As recently as May 12, 2019 Aloul expressed “condolences” to the mother of a Palestinian terrorist who was currently serving 11 sentences, according to Fatah’s official Facebook page. The previous month, he defended the P.A.’s policy of paying salaries to terrorists—or “heroes and fighters” as he referred to them—and called U.S. demands to end that policy “blackmail.” Indeed, as PMW has documented, Aloul’s official Facebook page frequently praises Palestinian terrorists.
On Oct. 24, 2017, The Washington Free Beacon reported that it had obtained secret audiotapes from March of that year in which Aloul admitted, “We have relations with” the BDS movement. Aloul added: “Our people work there, and we have delegates there. We cooperate with BDS on all levels, and not only with the BDS, but every group whose aim is to boycott Israel, we are with. Every group working to lay siege on Israel and isolate it from the world, we are with it.”
The P.A.’s support for BDS violates the terms and spirit of the Oslo Accords that created it and that remain the basis for its international support. However, Aloul’s admission was ignored by the Post, which has claimed that BDS is a “grassroots” movement that merely “opposes the Israeli government’s occupation of Palestinian territories and treatment of Palestinians.”
It’s curious that the Post would turn to a person who supports terrorism and groups “working to lay siege on Israel” for his “thoughts” on a peace plan. What are the chances for peace when one of the “peace partners” is Abu Jihad?
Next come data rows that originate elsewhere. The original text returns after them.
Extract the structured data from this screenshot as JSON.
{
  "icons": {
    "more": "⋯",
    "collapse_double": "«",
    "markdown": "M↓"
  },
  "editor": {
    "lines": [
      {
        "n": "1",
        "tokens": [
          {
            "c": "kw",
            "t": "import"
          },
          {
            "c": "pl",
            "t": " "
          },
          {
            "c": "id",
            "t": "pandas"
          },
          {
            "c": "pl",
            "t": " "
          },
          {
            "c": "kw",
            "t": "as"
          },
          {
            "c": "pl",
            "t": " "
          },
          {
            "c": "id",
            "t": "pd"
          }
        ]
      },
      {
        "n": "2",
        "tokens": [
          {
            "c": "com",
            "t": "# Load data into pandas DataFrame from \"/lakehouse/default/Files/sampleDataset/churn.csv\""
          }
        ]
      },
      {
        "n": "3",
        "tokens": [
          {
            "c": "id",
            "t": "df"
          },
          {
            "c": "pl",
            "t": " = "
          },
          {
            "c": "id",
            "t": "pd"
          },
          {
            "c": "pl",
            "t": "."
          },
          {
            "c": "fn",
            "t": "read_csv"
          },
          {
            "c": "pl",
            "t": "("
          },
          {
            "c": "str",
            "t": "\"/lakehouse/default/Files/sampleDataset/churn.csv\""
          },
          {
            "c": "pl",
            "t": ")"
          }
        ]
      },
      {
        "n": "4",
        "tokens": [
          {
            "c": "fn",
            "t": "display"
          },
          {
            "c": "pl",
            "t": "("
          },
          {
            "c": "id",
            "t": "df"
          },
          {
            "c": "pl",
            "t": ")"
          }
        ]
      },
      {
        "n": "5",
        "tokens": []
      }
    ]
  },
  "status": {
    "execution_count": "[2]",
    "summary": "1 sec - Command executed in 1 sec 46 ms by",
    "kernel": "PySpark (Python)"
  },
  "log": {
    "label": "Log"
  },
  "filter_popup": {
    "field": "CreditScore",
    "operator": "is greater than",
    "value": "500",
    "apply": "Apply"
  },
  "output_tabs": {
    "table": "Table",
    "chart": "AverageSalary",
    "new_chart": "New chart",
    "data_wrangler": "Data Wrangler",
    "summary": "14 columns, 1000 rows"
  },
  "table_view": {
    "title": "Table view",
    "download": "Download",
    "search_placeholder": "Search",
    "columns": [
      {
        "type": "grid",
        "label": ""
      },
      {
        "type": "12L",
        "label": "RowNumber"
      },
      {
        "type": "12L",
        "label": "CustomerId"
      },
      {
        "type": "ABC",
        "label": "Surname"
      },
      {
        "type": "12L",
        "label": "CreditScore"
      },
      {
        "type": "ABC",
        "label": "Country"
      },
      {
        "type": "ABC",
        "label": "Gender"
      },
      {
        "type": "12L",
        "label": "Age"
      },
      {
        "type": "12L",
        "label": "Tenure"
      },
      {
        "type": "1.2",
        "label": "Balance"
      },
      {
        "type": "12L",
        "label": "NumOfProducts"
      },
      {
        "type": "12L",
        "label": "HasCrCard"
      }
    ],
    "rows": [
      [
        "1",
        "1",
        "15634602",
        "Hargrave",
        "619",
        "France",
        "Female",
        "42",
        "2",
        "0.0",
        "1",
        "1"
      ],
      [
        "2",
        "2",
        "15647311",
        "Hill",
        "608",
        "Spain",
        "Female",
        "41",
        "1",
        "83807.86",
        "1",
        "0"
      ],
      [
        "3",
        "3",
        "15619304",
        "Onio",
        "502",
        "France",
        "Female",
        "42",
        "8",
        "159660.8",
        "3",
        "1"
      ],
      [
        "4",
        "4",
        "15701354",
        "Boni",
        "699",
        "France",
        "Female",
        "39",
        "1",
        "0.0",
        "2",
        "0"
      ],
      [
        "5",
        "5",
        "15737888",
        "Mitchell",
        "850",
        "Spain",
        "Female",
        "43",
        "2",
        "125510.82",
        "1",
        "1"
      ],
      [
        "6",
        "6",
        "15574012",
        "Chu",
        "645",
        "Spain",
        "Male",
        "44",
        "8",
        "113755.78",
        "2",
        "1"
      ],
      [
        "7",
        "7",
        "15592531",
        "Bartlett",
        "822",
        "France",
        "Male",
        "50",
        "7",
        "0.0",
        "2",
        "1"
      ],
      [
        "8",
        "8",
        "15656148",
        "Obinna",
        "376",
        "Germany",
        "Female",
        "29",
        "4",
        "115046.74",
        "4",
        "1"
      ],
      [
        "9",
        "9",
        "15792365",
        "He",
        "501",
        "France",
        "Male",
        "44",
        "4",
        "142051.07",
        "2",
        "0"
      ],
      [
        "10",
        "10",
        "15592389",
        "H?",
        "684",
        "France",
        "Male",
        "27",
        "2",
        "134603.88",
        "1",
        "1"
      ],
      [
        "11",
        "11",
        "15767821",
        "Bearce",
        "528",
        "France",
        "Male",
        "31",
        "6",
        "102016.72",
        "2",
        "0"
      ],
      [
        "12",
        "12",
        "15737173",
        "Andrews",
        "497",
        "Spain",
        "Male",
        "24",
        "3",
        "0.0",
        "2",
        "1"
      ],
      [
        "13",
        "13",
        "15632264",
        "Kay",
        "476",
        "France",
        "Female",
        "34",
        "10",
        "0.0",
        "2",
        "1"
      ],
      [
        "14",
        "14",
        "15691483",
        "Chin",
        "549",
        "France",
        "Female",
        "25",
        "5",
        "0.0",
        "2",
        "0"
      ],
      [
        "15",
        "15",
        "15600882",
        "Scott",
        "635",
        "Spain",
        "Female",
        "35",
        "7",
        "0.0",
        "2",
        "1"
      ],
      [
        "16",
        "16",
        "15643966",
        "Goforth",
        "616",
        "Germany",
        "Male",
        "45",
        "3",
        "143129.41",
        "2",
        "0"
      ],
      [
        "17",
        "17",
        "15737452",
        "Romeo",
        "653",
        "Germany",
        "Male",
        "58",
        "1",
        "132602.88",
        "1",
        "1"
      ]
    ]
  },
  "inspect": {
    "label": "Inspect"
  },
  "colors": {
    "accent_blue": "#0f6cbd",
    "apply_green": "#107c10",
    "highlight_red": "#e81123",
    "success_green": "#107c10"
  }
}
The newspaper’s coverage of the proposal itself was deeply flawed. The Post published an editorial, no fewer than three columns and two news reports on the plan—not a single one of which noted that Palestinian leaders have rejected numerous offers for statehood. As CAMERA has frequently highlighted, most recently in The Daily Caller, the PA rejected U.S. and Israeli offers for peace and statehood in 2000 at Camp David, 2001 at Taba and 2008 after the Annapolis Conference. More recently, the PA refused U.S. proposals to restart negotiations in 2014 and 2016.
The Post, however, omitted all of this pertinent history. Instead, their editorial faulted the Trump administration and Israeli Prime Minister Benjamin Netanyahu, claiming, “Mideast peace was an already distant prospect, but these cynical and self-seeking leaders have made it more so.”
Perhaps most absurdly, The Post even faulted the proposal for “making a long list of conditions” in order for Palestinians to have “independence,” like “establishing Western-style institutions, disarming the Hamas movement and recognizing Israel as a Jewish state.” The nerve!
The paper seems incapable of endowing Palestinian leadership with any measure of responsibility and independent agency. This is the same leadership that, as recently as last few week, called to murder Jews at a Holocaust commemoration ceremony, as CAMERA documented (“The Palestinian Authority’s Word and the Media’s Silence,” Times of Israel, Jan. 21, 2020).
Nor was The Post alone in its faulty coverage. Both The Baltimore Sun (“Trump Rolls Out Mideast Peace Plan,” Jan. 29) and USA Today (“Critics Say Trump’s New Peace Plan Futile,” Jan. 29), among others, filed dispatches on the proposal which failed to mention the long history of Palestinian rejectionism.
The obvious is being left unsaid: What are the chances for peace when one of the “peace partners” is Abu Jihad?
(Note: A slightly different version of this article appeared as an Op-Ed in JNS on Jan. 28, 2020)